At 16, Joanne started hormone therapy, the first stage of her biological transition, but the physical changes, which included growing a bust, were not easy on her family, or on her. “By then my wardrobe was all women’s clothes, but I changed it three times. I was so confused; I stopped hormones and started them again. I couldn’t bear the thought of upsetting my family. I remember sitting in my room between my bed and my brother’s: men’s clothes on one side, women’s on the other, just trying to understand…”
In the end, Joanne is adamant that there was no real choice. “The procedure is expensive, and I knew all about the pain and the possible complications, but I couldn’t live another day in a male body. I’d rather be dead with ‘Joanne’ written on my tombstone than alive with my old name.” She remembers vividly the day she describes as the best of her life: the day she completed her gender reassignment surgery. “The doctor woke me up and said: Happy Birthday,” she recalls with a broad smile. “The next three weeks were hell physically, but it was worth it: I was a woman.”
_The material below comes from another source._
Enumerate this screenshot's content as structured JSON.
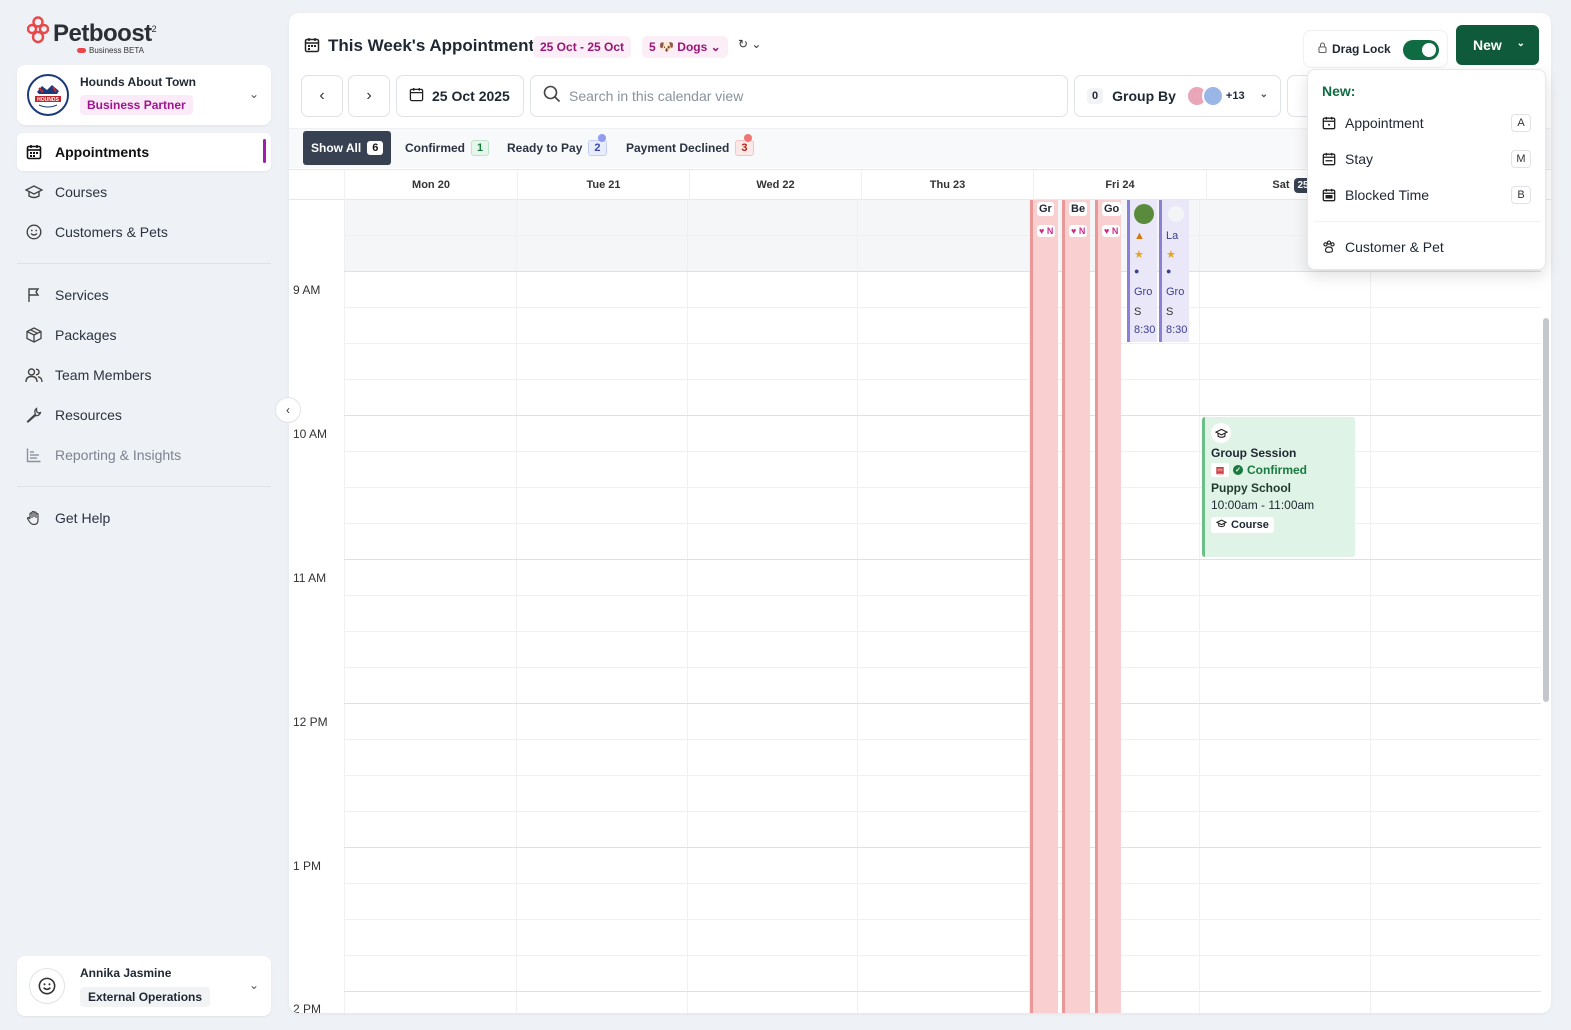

The operation changed her life. Slowly, she began to gain the confidence she had lacked her whole life. “Back then, before going out, I used to worry that I didn’t look enough like a woman. Now I only worry about whether I look my best,” she giggles. Where before she would avoid the beach and other locations for fear of what people would say, today she enjoys the attention. She still encounters prejudice on a regular basis, but she is no longer intimidated by it. “You need to be strong, but if somebody’s offended by who I am, that’s their problem, not mine,” she says. Equally, though, she has no time for sympathy. “I don’t want people to ‘accept’ me. You either want me in your life as I am, or you don’t.”
Unfortunately, Joanne has not yet been able to fully put the unhappiness of her past life behind her. Despite local authorities recognising her as a woman on her ID card and birth certificate, the government continues to oppose her right to marry the man she loves.
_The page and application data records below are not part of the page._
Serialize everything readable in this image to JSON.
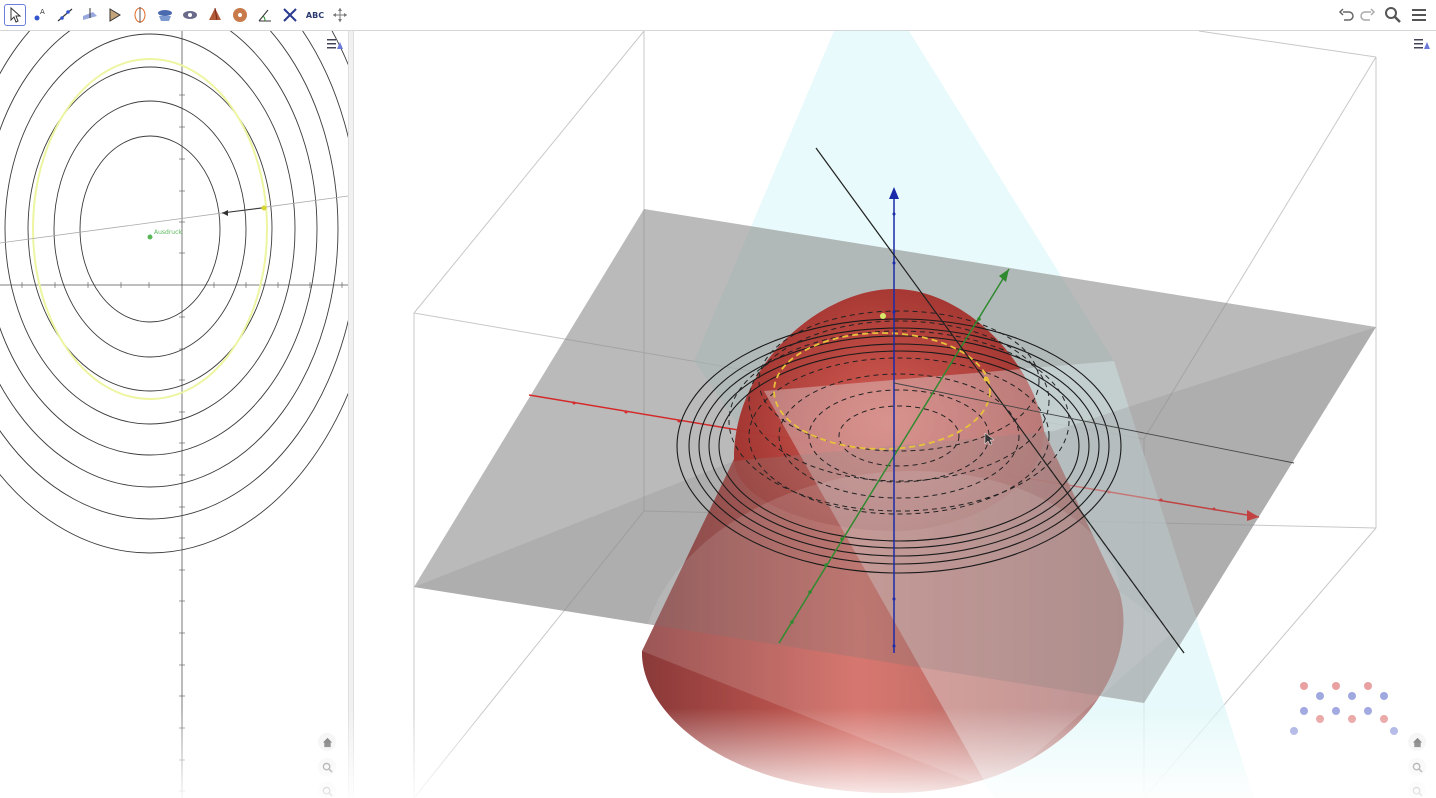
{
  "toolbar": {
    "tools": [
      {
        "name": "move-tool",
        "selected": true
      },
      {
        "name": "point-tool"
      },
      {
        "name": "line-tool"
      },
      {
        "name": "perpendicular-line-tool"
      },
      {
        "name": "polygon-tool"
      },
      {
        "name": "circle-axis-tool"
      },
      {
        "name": "intersect-surfaces-tool"
      },
      {
        "name": "plane-tool"
      },
      {
        "name": "pyramid-tool"
      },
      {
        "name": "sphere-tool"
      },
      {
        "name": "angle-tool"
      },
      {
        "name": "reflect-tool"
      },
      {
        "name": "text-tool",
        "label": "ABC"
      },
      {
        "name": "rotate-view-tool"
      }
    ],
    "right": [
      "undo-icon",
      "redo-icon",
      "search-icon",
      "menu-icon"
    ]
  },
  "graphics2d": {
    "point_label": "Ausdruck"
  },
  "colors": {
    "surface_red": "#b03830",
    "plane_gray": "#8c8c8c",
    "plane_cyan": "#d6f5f8",
    "x_axis": "#d42a2a",
    "y_axis": "#2f8a2f",
    "z_axis": "#1a2aa8",
    "highlight_yellow": "#e8c23a"
  }
}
Much has been written about the merits of the sevenyear case, but Joanne herself sums it up with disarming simplicity. “I’m a woman. I have every right a woman has. Who am I harming by marrying my boyfriend? Why should anyone get to decide how I live my life?”
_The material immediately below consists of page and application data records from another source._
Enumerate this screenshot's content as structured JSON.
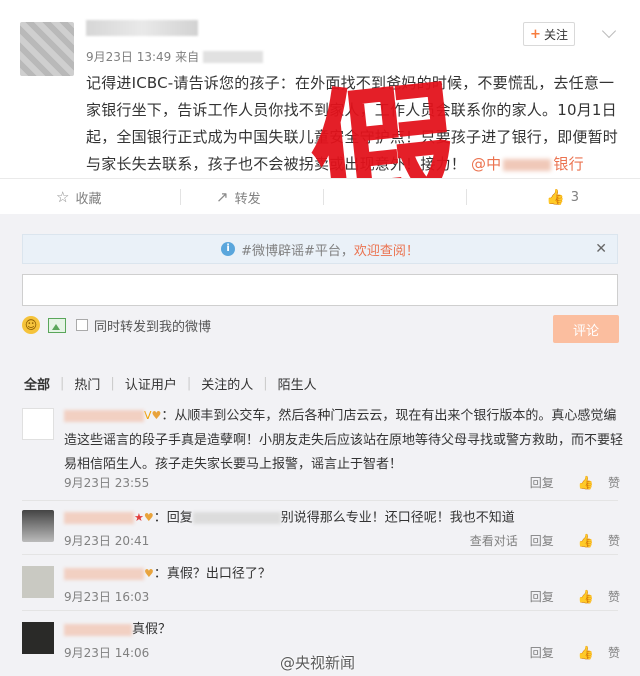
{
  "post": {
    "time_source": "9月23日 13:49 来自",
    "follow_label": "关注",
    "text_main": "记得进ICBC-请告诉您的孩子：在外面找不到爸妈的时候，不要慌乱，去任意一家银行坐下，告诉工作人员你找不到家人，工作人员会联系你的家人。10月1日起，全国银行正式成为中国失联儿童安全守护点！只要孩子进了银行，即便暂时与家长失去联系，孩子也不会被拐卖或出现意外！接力！",
    "mention_prefix": "@中",
    "mention_suffix": "银行",
    "stamp": "假"
  },
  "actions": {
    "favorite": "收藏",
    "repost": "转发",
    "like_count": "3"
  },
  "comment_box": {
    "notice_prefix": "#微博辟谣#平台，",
    "notice_link": "欢迎查阅！",
    "also_repost": "同时转发到我的微博",
    "submit": "评论"
  },
  "filters": [
    "全部",
    "热门",
    "认证用户",
    "关注的人",
    "陌生人"
  ],
  "comments": [
    {
      "text": "：从顺丰到公交车，然后各种门店云云，现在有出来个银行版本的。真心感觉编造这些谣言的段子手真是造孽啊！小朋友走失后应该站在原地等待父母寻找或警方救助，而不要轻易相信陌生人。孩子走失家长要马上报警，谣言止于智者！",
      "time": "9月23日 23:55",
      "reply": "回复"
    },
    {
      "text": "：回复",
      "text_tail": "别说得那么专业！还口径呢！我也不知道",
      "time": "9月23日 20:41",
      "view_thread": "查看对话",
      "reply": "回复"
    },
    {
      "text": "：真假？出口径了？",
      "time": "9月23日 16:03",
      "reply": "回复"
    },
    {
      "text": "真假？",
      "time": "9月23日 14:06",
      "reply": "回复"
    }
  ],
  "like_label": "赞",
  "watermark": "@央视新闻",
  "colors": {
    "accent": "#eb7350",
    "stamp_red": "#e3121b",
    "notice_bg": "#eaf1f8",
    "submit_bg": "#fbbe9f"
  }
}
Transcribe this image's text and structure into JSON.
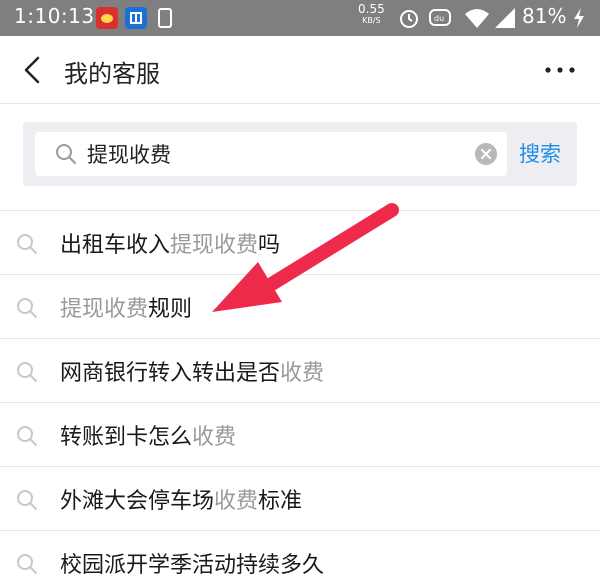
{
  "status_bar": {
    "time": "1:10:13",
    "net_speed_value": "0.55",
    "net_speed_unit": "KB/S",
    "battery_percent": "81%",
    "icons": [
      "weibo-icon",
      "alipay-icon",
      "phone-icon",
      "alarm-icon",
      "speech-icon",
      "wifi-icon",
      "signal-icon",
      "charging-icon"
    ]
  },
  "header": {
    "title": "我的客服",
    "back_icon": "chevron-left-icon",
    "more_icon": "more-dots-icon"
  },
  "search": {
    "value": "提现收费",
    "button_label": "搜索",
    "accent_color": "#1e8ee6"
  },
  "suggestions": [
    {
      "pre": "出租车收入",
      "match": "提现收费",
      "post": "吗"
    },
    {
      "pre": "",
      "match": "提现收费",
      "post": "规则"
    },
    {
      "pre": "网商银行转入转出是否",
      "match": "收费",
      "post": ""
    },
    {
      "pre": "转账到卡怎么",
      "match": "收费",
      "post": ""
    },
    {
      "pre": "外滩大会停车场",
      "match": "收费",
      "post": "标准"
    },
    {
      "pre": "校园派开学季活动持续多久",
      "match": "",
      "post": ""
    }
  ],
  "annotation": {
    "arrow_color": "#ee2a4a"
  }
}
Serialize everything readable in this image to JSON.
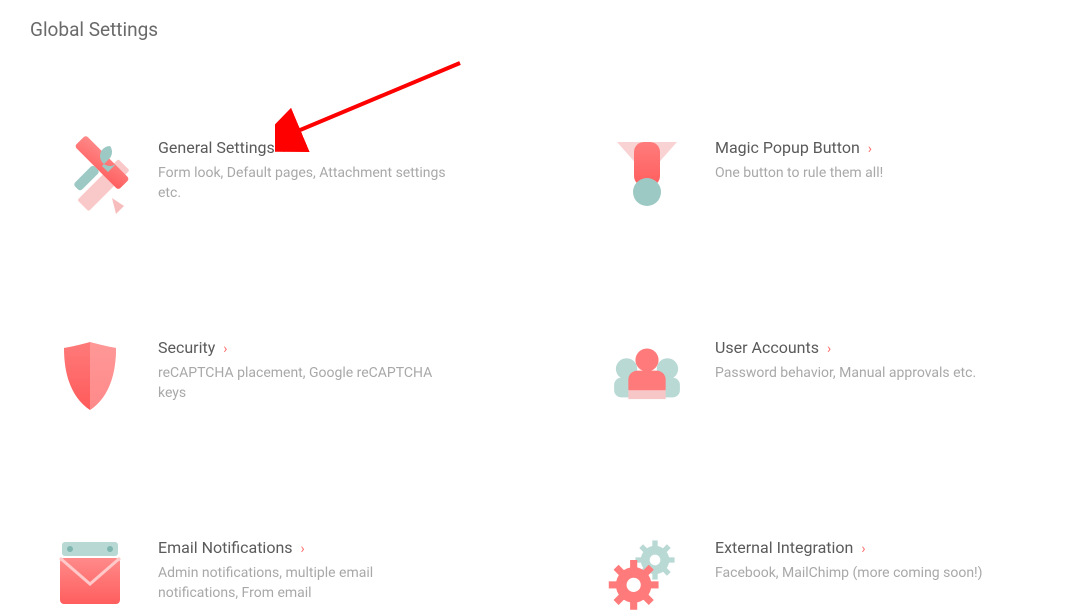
{
  "page_title": "Global Settings",
  "colors": {
    "accent": "#ff6b6b",
    "muted": "#a8a8a8"
  },
  "cards": [
    {
      "id": "general-settings",
      "title": "General Settings",
      "desc": "Form look, Default pages, Attachment settings etc.",
      "icon": "tools-icon"
    },
    {
      "id": "magic-popup-button",
      "title": "Magic Popup Button",
      "desc": "One button to rule them all!",
      "icon": "magic-popup-icon"
    },
    {
      "id": "security",
      "title": "Security",
      "desc": "reCAPTCHA placement, Google reCAPTCHA keys",
      "icon": "shield-icon"
    },
    {
      "id": "user-accounts",
      "title": "User Accounts",
      "desc": "Password behavior, Manual approvals etc.",
      "icon": "users-icon"
    },
    {
      "id": "email-notifications",
      "title": "Email Notifications",
      "desc": "Admin notifications, multiple email notifications, From email",
      "icon": "envelope-icon"
    },
    {
      "id": "external-integration",
      "title": "External Integration",
      "desc": "Facebook, MailChimp (more coming soon!)",
      "icon": "gears-icon"
    }
  ],
  "annotation": {
    "type": "arrow",
    "target": "general-settings"
  }
}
The tragic irony is that the relationship she has fought so hard to formalise has long since broken down – a victim of the stresses of a drawn-out legal battle. “We loved each other deeply,” Joanne tells me, “but the court case was just too much.” So why is the case still so important to her? “When I look at my mother and father, and how happy they are together, that’s enough. Every woman dreams of having a family,” she smiles, “I’m no different.”
Joanne believes that her strength in seeing the case through to the end will pay dividends in opening doors for others in her situation. “Nobody should have to experience the hell I went through. You shouldn’t have to justify yourself to every new person you meet.” The key, she says, is education. “Society is a lot more open and accepting than it was when I was growing up, but people still don’t really understand. If we want a truly open-minded culture, we need to introduce children to diversity as early as kindergarten.”
My interview with Joanne ends with one more story. “I opened my first salon when I was just 19,” she tells me. “I had no phone, a single pair of scissors, and just Lm31 in the bank.” On the first day of opening, she had absolutely no customers, but Joanne was willing to do anything to boost her business. “I was young and I wanted the world. I never asked my parents for help, I was ready to work hard to get what I wanted.”
It is a similar drive that has motivated her throughout her life. And though there is still a final hurdle to overcome, today, she says with a smile, she’s at peace.